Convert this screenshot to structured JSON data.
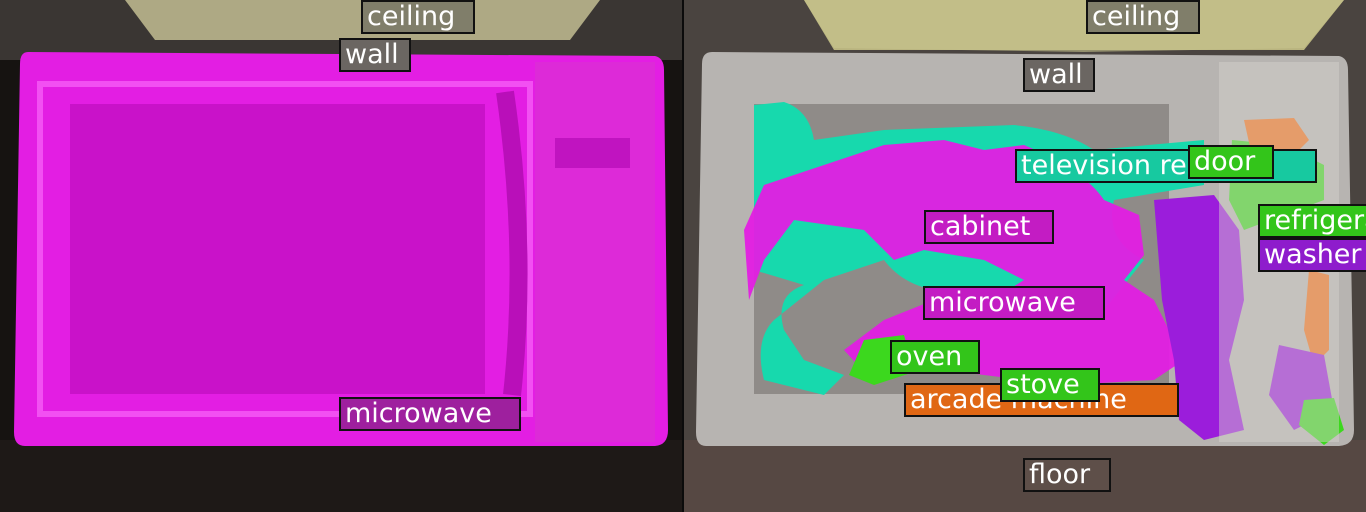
{
  "colors": {
    "microwave": "#e31ee3",
    "television": "#17d9ad",
    "door": "#3cd81e",
    "arcade_machine": "#f07018",
    "washer": "#9b1ddb",
    "refrigerator": "#3cd81e",
    "ceiling": "#c8c48e",
    "wall": "#7a7570",
    "floor": "#5a4b45"
  },
  "left_panel": {
    "labels": [
      {
        "text": "ceiling",
        "color": "#807e6a"
      },
      {
        "text": "wall",
        "color": "#6b6662"
      },
      {
        "text": "microwave",
        "color": "#9e209e"
      }
    ]
  },
  "right_panel": {
    "labels": [
      {
        "text": "ceiling",
        "color": "#807e6a"
      },
      {
        "text": "wall",
        "color": "#6b6662"
      },
      {
        "text": "television receiver",
        "color": "#17c9a0"
      },
      {
        "text": "door",
        "color": "#33c51a"
      },
      {
        "text": "cabinet",
        "color": "#c31cc3"
      },
      {
        "text": "refrigerator",
        "color": "#33c51a"
      },
      {
        "text": "washer",
        "color": "#8e1ccc"
      },
      {
        "text": "microwave",
        "color": "#c31cc3"
      },
      {
        "text": "oven",
        "color": "#33c51a"
      },
      {
        "text": "stove",
        "color": "#33c51a"
      },
      {
        "text": "arcade machine",
        "color": "#e06714"
      },
      {
        "text": "floor",
        "color": "#5e4f49"
      }
    ]
  }
}
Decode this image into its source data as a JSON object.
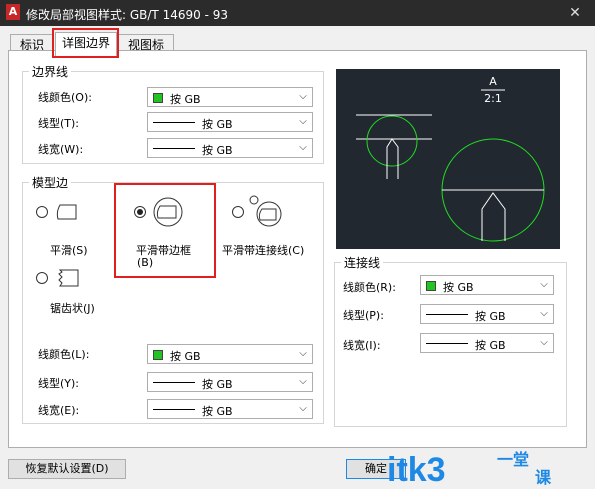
{
  "window": {
    "title": "修改局部视图样式: GB/T 14690 - 93",
    "close_glyph": "✕",
    "app_icon_letter": "A"
  },
  "tabs": [
    {
      "label": "标识符"
    },
    {
      "label": "详图边界"
    },
    {
      "label": "视图标签"
    }
  ],
  "boundary_group": {
    "title": "边界线",
    "color_label": "线颜色(O):",
    "color_value": "按 GB",
    "color_swatch": "#22c422",
    "linetype_label": "线型(T):",
    "linetype_value": "按 GB",
    "lineweight_label": "线宽(W):",
    "lineweight_value": "按 GB"
  },
  "model_edge_group": {
    "title": "模型边",
    "options": [
      {
        "label": "平滑(S)",
        "checked": false
      },
      {
        "label": "平滑带边框",
        "label_line2": "(B)",
        "checked": true
      },
      {
        "label": "平滑带连接线(C)",
        "checked": false
      },
      {
        "label": "锯齿状(J)",
        "checked": false
      }
    ],
    "color_label": "线颜色(L):",
    "color_value": "按 GB",
    "linetype_label": "线型(Y):",
    "linetype_value": "按 GB",
    "lineweight_label": "线宽(E):",
    "lineweight_value": "按 GB"
  },
  "preview": {
    "label_letter": "A",
    "label_scale": "2:1"
  },
  "connector_group": {
    "title": "连接线",
    "color_label": "线颜色(R):",
    "color_value": "按 GB",
    "linetype_label": "线型(P):",
    "linetype_value": "按 GB",
    "lineweight_label": "线宽(I):",
    "lineweight_value": "按 GB"
  },
  "buttons": {
    "restore_defaults": "恢复默认设置(D)",
    "ok": "确定"
  },
  "watermark": {
    "text": "itk3",
    "suffix_top": "一堂",
    "suffix_bottom": "课"
  },
  "colors": {
    "highlight": "#e02020",
    "preview_bg": "#212830",
    "preview_green": "#22dd22",
    "accent_blue": "#1e88e5"
  }
}
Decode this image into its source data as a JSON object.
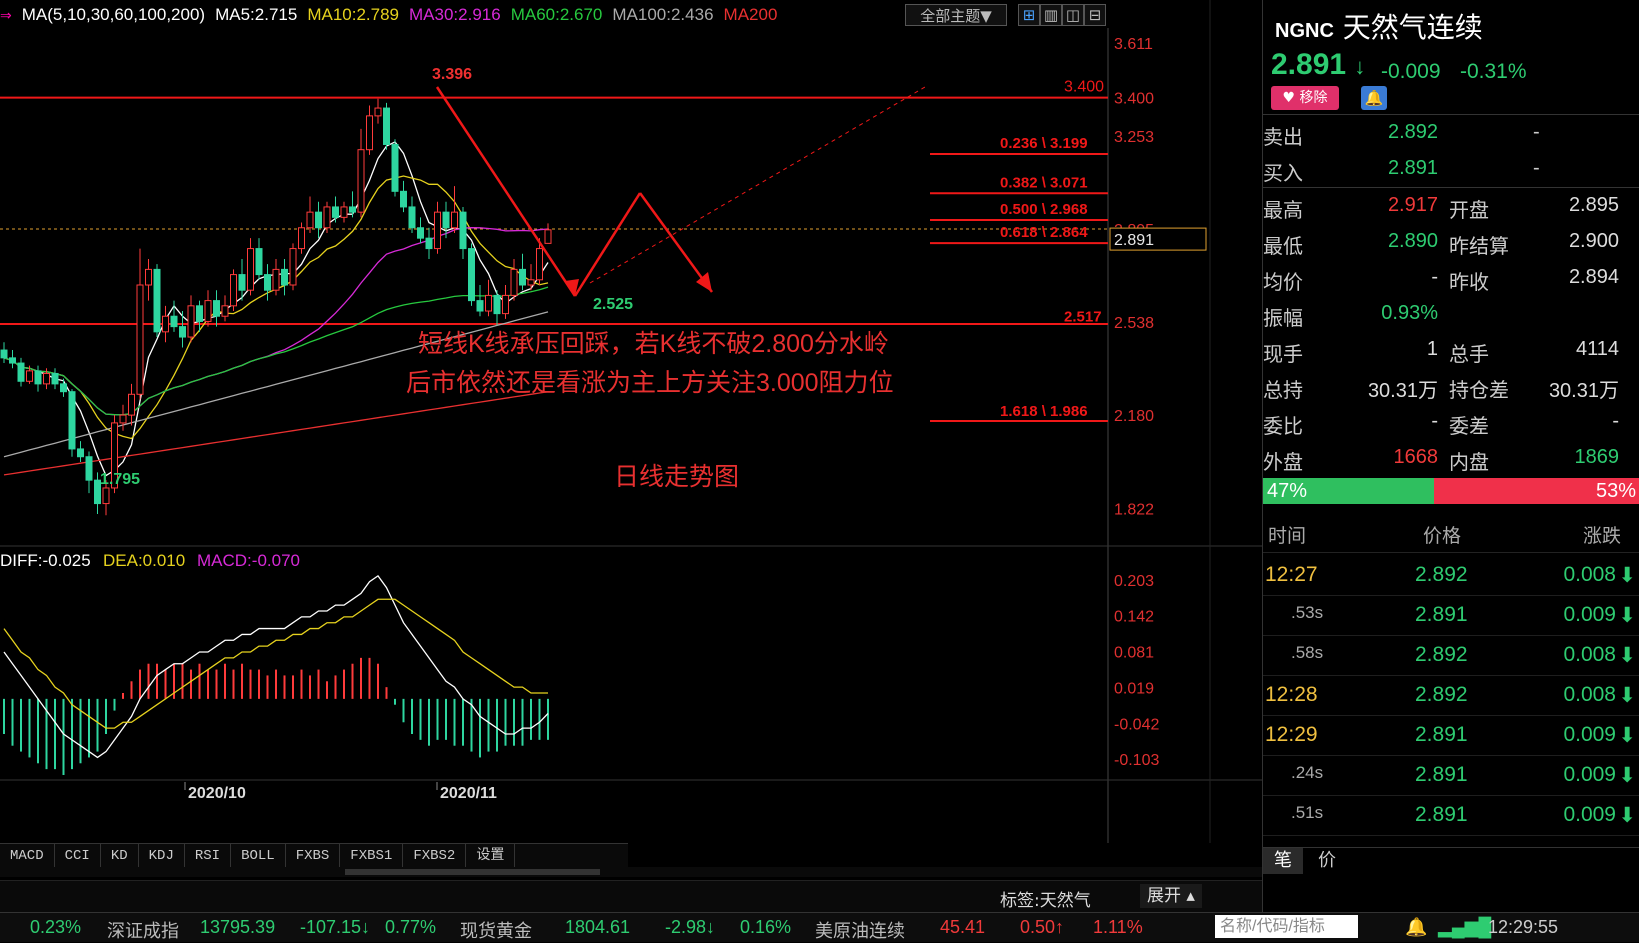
{
  "ma_legend": {
    "icon_text": "⇒",
    "items": [
      {
        "label": "MA(5,10,30,60,100,200)",
        "color": "#ffffff"
      },
      {
        "label": "MA5:2.715",
        "color": "#ffffff"
      },
      {
        "label": "MA10:2.789",
        "color": "#e6d21e"
      },
      {
        "label": "MA30:2.916",
        "color": "#d72ad7"
      },
      {
        "label": "MA60:2.670",
        "color": "#27c93f"
      },
      {
        "label": "MA100:2.436",
        "color": "#aaaaaa"
      },
      {
        "label": "MA200",
        "color": "#e83030"
      }
    ]
  },
  "toolbar": {
    "theme_select": "全部主题▼"
  },
  "price_axis": [
    "3.611",
    "3.400",
    "3.253",
    "2.895",
    "2.891",
    "2.538",
    "2.180",
    "1.822"
  ],
  "fib_levels": [
    "0.236 \\ 3.199",
    "0.382 \\ 3.071",
    "0.500 \\ 2.968",
    "0.618 \\ 2.864",
    "2.517",
    "1.618 \\ 1.986"
  ],
  "annotations": {
    "high_label": "3.396",
    "low_label": "1.795",
    "recent_low": "2.525",
    "comment_line1": "短线K线承压回踩，若K线不破2.800分水岭",
    "comment_line2": "后市依然还是看涨为主上方关注3.000阻力位",
    "chart_caption": "日线走势图"
  },
  "macd": {
    "diff": "DIFF:-0.025",
    "dea": "DEA:0.010",
    "macd": "MACD:-0.070",
    "axis": [
      "0.203",
      "0.142",
      "0.081",
      "0.019",
      "-0.042",
      "-0.103"
    ]
  },
  "date_axis": [
    "2020/10",
    "2020/11"
  ],
  "indicator_tabs": [
    "MACD",
    "CCI",
    "KD",
    "KDJ",
    "RSI",
    "BOLL",
    "FXBS",
    "FXBS1",
    "FXBS2",
    "设置"
  ],
  "bottom_labels": {
    "tag": "标签:天然气",
    "expand": "展开"
  },
  "quote": {
    "symbol": "NGNC",
    "name": "天然气连续",
    "price": "2.891",
    "change": "-0.009",
    "change_pct": "-0.31%",
    "remove_label": "移除",
    "sell": {
      "label": "卖出",
      "price": "2.892",
      "vol": "-"
    },
    "buy": {
      "label": "买入",
      "price": "2.891",
      "vol": "-"
    },
    "stats": [
      [
        "最高",
        "2.917",
        "开盘",
        "2.895"
      ],
      [
        "最低",
        "2.890",
        "昨结算",
        "2.900"
      ],
      [
        "均价",
        "-",
        "昨收",
        "2.894"
      ],
      [
        "振幅",
        "0.93%",
        "",
        ""
      ],
      [
        "现手",
        "1",
        "总手",
        "4114"
      ],
      [
        "总持",
        "30.31万",
        "持仓差",
        "30.31万"
      ],
      [
        "委比",
        "-",
        "委差",
        "-"
      ],
      [
        "外盘",
        "1668",
        "内盘",
        "1869"
      ]
    ],
    "buy_pct": "47%",
    "sell_pct": "53%",
    "tick_headers": [
      "时间",
      "价格",
      "涨跌"
    ],
    "ticks": [
      {
        "time": "12:27",
        "price": "2.892",
        "chg": "0.008"
      },
      {
        "time": ".53s",
        "price": "2.891",
        "chg": "0.009"
      },
      {
        "time": ".58s",
        "price": "2.892",
        "chg": "0.008"
      },
      {
        "time": "12:28",
        "price": "2.892",
        "chg": "0.008"
      },
      {
        "time": "12:29",
        "price": "2.891",
        "chg": "0.009"
      },
      {
        "time": ".24s",
        "price": "2.891",
        "chg": "0.009"
      },
      {
        "time": ".51s",
        "price": "2.891",
        "chg": "0.009"
      }
    ],
    "tabs": [
      "笔",
      "价"
    ]
  },
  "status_bar": {
    "items": [
      "0.23%",
      "深证成指",
      "13795.39",
      "-107.15↓",
      "0.77%",
      "现货黄金",
      "1804.61",
      "-2.98↓",
      "0.16%",
      "美原油连续",
      "45.41",
      "0.50↑",
      "1.11%"
    ],
    "search_placeholder": "名称/代码/指标",
    "clock": "12:29:55"
  },
  "chart_data": {
    "type": "candlestick",
    "symbol": "NGNC",
    "period": "daily",
    "ylim": [
      1.7,
      3.66
    ],
    "x_ticks": [
      "2020/10",
      "2020/11"
    ],
    "candles": [
      [
        2.43,
        2.4,
        2.46,
        2.38
      ],
      [
        2.4,
        2.38,
        2.43,
        2.36
      ],
      [
        2.38,
        2.31,
        2.4,
        2.29
      ],
      [
        2.31,
        2.35,
        2.37,
        2.3
      ],
      [
        2.35,
        2.3,
        2.37,
        2.27
      ],
      [
        2.3,
        2.34,
        2.36,
        2.28
      ],
      [
        2.34,
        2.3,
        2.36,
        2.28
      ],
      [
        2.3,
        2.27,
        2.32,
        2.25
      ],
      [
        2.27,
        2.05,
        2.28,
        2.02
      ],
      [
        2.05,
        2.02,
        2.08,
        2.0
      ],
      [
        2.02,
        1.93,
        2.04,
        1.88
      ],
      [
        1.93,
        1.84,
        1.96,
        1.8
      ],
      [
        1.84,
        1.9,
        1.93,
        1.795
      ],
      [
        1.9,
        2.15,
        2.18,
        1.88
      ],
      [
        2.15,
        2.18,
        2.22,
        2.12
      ],
      [
        2.18,
        2.26,
        2.3,
        2.14
      ],
      [
        2.26,
        2.68,
        2.82,
        2.24
      ],
      [
        2.68,
        2.74,
        2.78,
        2.62
      ],
      [
        2.74,
        2.5,
        2.76,
        2.48
      ],
      [
        2.5,
        2.56,
        2.6,
        2.46
      ],
      [
        2.56,
        2.52,
        2.62,
        2.5
      ],
      [
        2.52,
        2.48,
        2.58,
        2.44
      ],
      [
        2.48,
        2.6,
        2.64,
        2.46
      ],
      [
        2.6,
        2.54,
        2.62,
        2.5
      ],
      [
        2.54,
        2.62,
        2.66,
        2.52
      ],
      [
        2.62,
        2.56,
        2.66,
        2.52
      ],
      [
        2.56,
        2.6,
        2.64,
        2.54
      ],
      [
        2.6,
        2.72,
        2.74,
        2.58
      ],
      [
        2.72,
        2.66,
        2.78,
        2.62
      ],
      [
        2.66,
        2.82,
        2.86,
        2.64
      ],
      [
        2.82,
        2.72,
        2.86,
        2.7
      ],
      [
        2.72,
        2.66,
        2.76,
        2.62
      ],
      [
        2.66,
        2.74,
        2.78,
        2.64
      ],
      [
        2.74,
        2.68,
        2.78,
        2.64
      ],
      [
        2.68,
        2.82,
        2.84,
        2.66
      ],
      [
        2.82,
        2.9,
        2.92,
        2.8
      ],
      [
        2.9,
        2.96,
        3.02,
        2.88
      ],
      [
        2.96,
        2.9,
        3.0,
        2.86
      ],
      [
        2.9,
        2.98,
        3.0,
        2.88
      ],
      [
        2.98,
        2.94,
        3.02,
        2.92
      ],
      [
        2.94,
        2.98,
        3.0,
        2.92
      ],
      [
        2.98,
        2.96,
        3.04,
        2.94
      ],
      [
        2.96,
        3.2,
        3.28,
        2.94
      ],
      [
        3.2,
        3.33,
        3.37,
        3.18
      ],
      [
        3.33,
        3.36,
        3.396,
        3.3
      ],
      [
        3.36,
        3.22,
        3.38,
        3.2
      ],
      [
        3.22,
        3.04,
        3.24,
        3.02
      ],
      [
        3.04,
        2.98,
        3.08,
        2.96
      ],
      [
        2.98,
        2.9,
        3.02,
        2.88
      ],
      [
        2.9,
        2.86,
        2.94,
        2.84
      ],
      [
        2.86,
        2.82,
        2.9,
        2.78
      ],
      [
        2.82,
        2.96,
        3.0,
        2.8
      ],
      [
        2.96,
        2.9,
        3.0,
        2.86
      ],
      [
        2.9,
        2.96,
        3.06,
        2.88
      ],
      [
        2.96,
        2.82,
        2.98,
        2.78
      ],
      [
        2.82,
        2.62,
        2.84,
        2.6
      ],
      [
        2.62,
        2.58,
        2.68,
        2.56
      ],
      [
        2.58,
        2.64,
        2.7,
        2.56
      ],
      [
        2.64,
        2.57,
        2.66,
        2.525
      ],
      [
        2.57,
        2.64,
        2.68,
        2.55
      ],
      [
        2.64,
        2.74,
        2.78,
        2.62
      ],
      [
        2.74,
        2.68,
        2.8,
        2.66
      ],
      [
        2.68,
        2.7,
        2.76,
        2.66
      ],
      [
        2.7,
        2.82,
        2.86,
        2.68
      ],
      [
        2.84,
        2.892,
        2.917,
        2.84
      ]
    ],
    "fib_levels": [
      3.199,
      3.071,
      2.968,
      2.864,
      2.517,
      1.986
    ],
    "resistance": 3.4,
    "support": 2.538,
    "current_price": 2.891,
    "macd_ylim": [
      -0.13,
      0.22
    ],
    "macd_values": [
      -0.06,
      -0.08,
      -0.09,
      -0.1,
      -0.11,
      -0.12,
      -0.12,
      -0.13,
      -0.12,
      -0.11,
      -0.1,
      -0.09,
      -0.06,
      -0.02,
      0.01,
      0.03,
      0.05,
      0.06,
      0.06,
      0.05,
      0.06,
      0.06,
      0.05,
      0.06,
      0.05,
      0.05,
      0.06,
      0.05,
      0.06,
      0.05,
      0.05,
      0.04,
      0.05,
      0.04,
      0.04,
      0.05,
      0.04,
      0.05,
      0.03,
      0.04,
      0.05,
      0.06,
      0.07,
      0.07,
      0.06,
      0.02,
      -0.01,
      -0.04,
      -0.06,
      -0.07,
      -0.08,
      -0.07,
      -0.07,
      -0.08,
      -0.08,
      -0.09,
      -0.1,
      -0.09,
      -0.09,
      -0.08,
      -0.08,
      -0.08,
      -0.07,
      -0.07,
      -0.07
    ],
    "diff_values": [
      0.08,
      0.06,
      0.04,
      0.02,
      0.0,
      -0.02,
      -0.04,
      -0.06,
      -0.07,
      -0.08,
      -0.09,
      -0.1,
      -0.09,
      -0.07,
      -0.05,
      -0.03,
      0.0,
      0.02,
      0.04,
      0.05,
      0.06,
      0.06,
      0.07,
      0.08,
      0.08,
      0.09,
      0.1,
      0.1,
      0.11,
      0.11,
      0.12,
      0.12,
      0.12,
      0.12,
      0.13,
      0.14,
      0.14,
      0.15,
      0.15,
      0.16,
      0.16,
      0.17,
      0.18,
      0.2,
      0.21,
      0.19,
      0.16,
      0.13,
      0.11,
      0.09,
      0.07,
      0.05,
      0.03,
      0.02,
      0.0,
      -0.01,
      -0.03,
      -0.04,
      -0.05,
      -0.06,
      -0.06,
      -0.05,
      -0.05,
      -0.04,
      -0.025
    ],
    "dea_values": [
      0.12,
      0.1,
      0.08,
      0.07,
      0.05,
      0.04,
      0.02,
      0.01,
      -0.01,
      -0.02,
      -0.03,
      -0.04,
      -0.05,
      -0.05,
      -0.04,
      -0.04,
      -0.03,
      -0.02,
      -0.01,
      0.0,
      0.01,
      0.02,
      0.03,
      0.04,
      0.05,
      0.06,
      0.07,
      0.07,
      0.08,
      0.08,
      0.09,
      0.09,
      0.1,
      0.1,
      0.11,
      0.11,
      0.12,
      0.12,
      0.13,
      0.13,
      0.14,
      0.14,
      0.15,
      0.16,
      0.17,
      0.17,
      0.17,
      0.16,
      0.15,
      0.14,
      0.13,
      0.12,
      0.11,
      0.1,
      0.08,
      0.07,
      0.06,
      0.05,
      0.04,
      0.03,
      0.02,
      0.02,
      0.01,
      0.01,
      0.01
    ]
  }
}
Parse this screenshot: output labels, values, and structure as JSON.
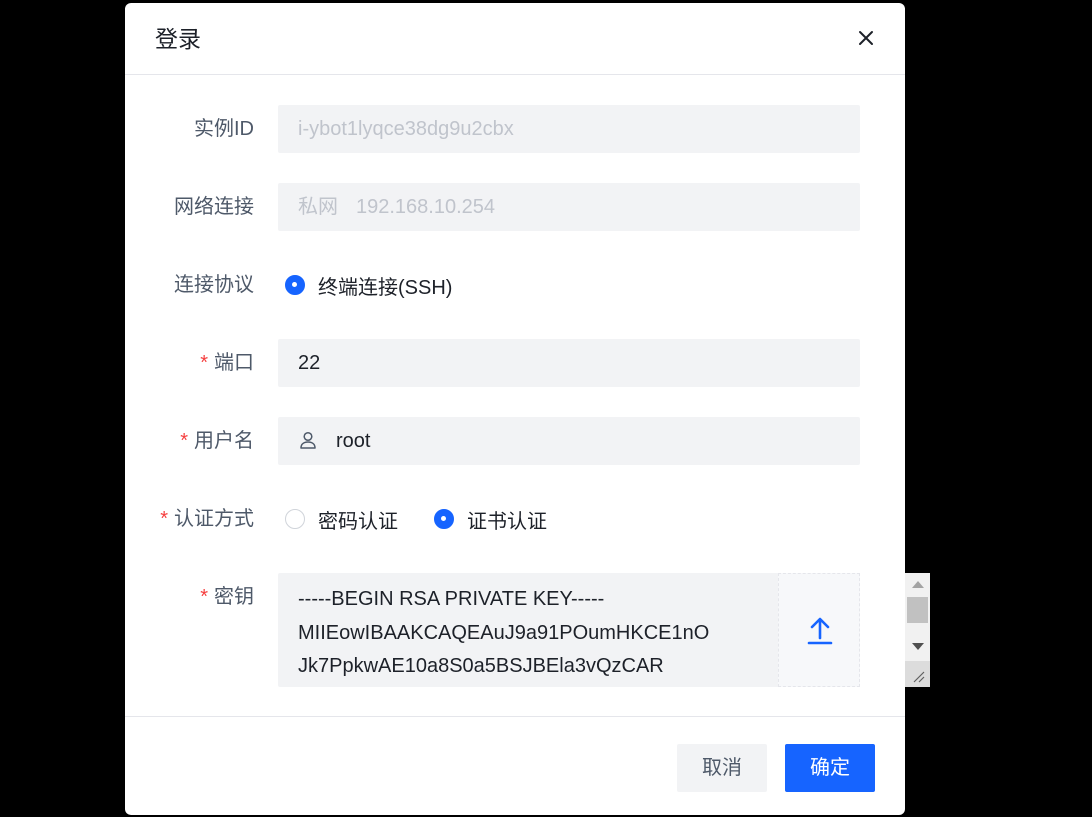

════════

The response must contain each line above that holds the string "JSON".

* OUTPUT FOR THIS TASK *
Convert this screenshot to structured JSON data.
Decode this image into its source data as a JSON object.
Decode this image into its source data as a JSON object.
Parse this screenshot: output labels, values, and structure as JSON.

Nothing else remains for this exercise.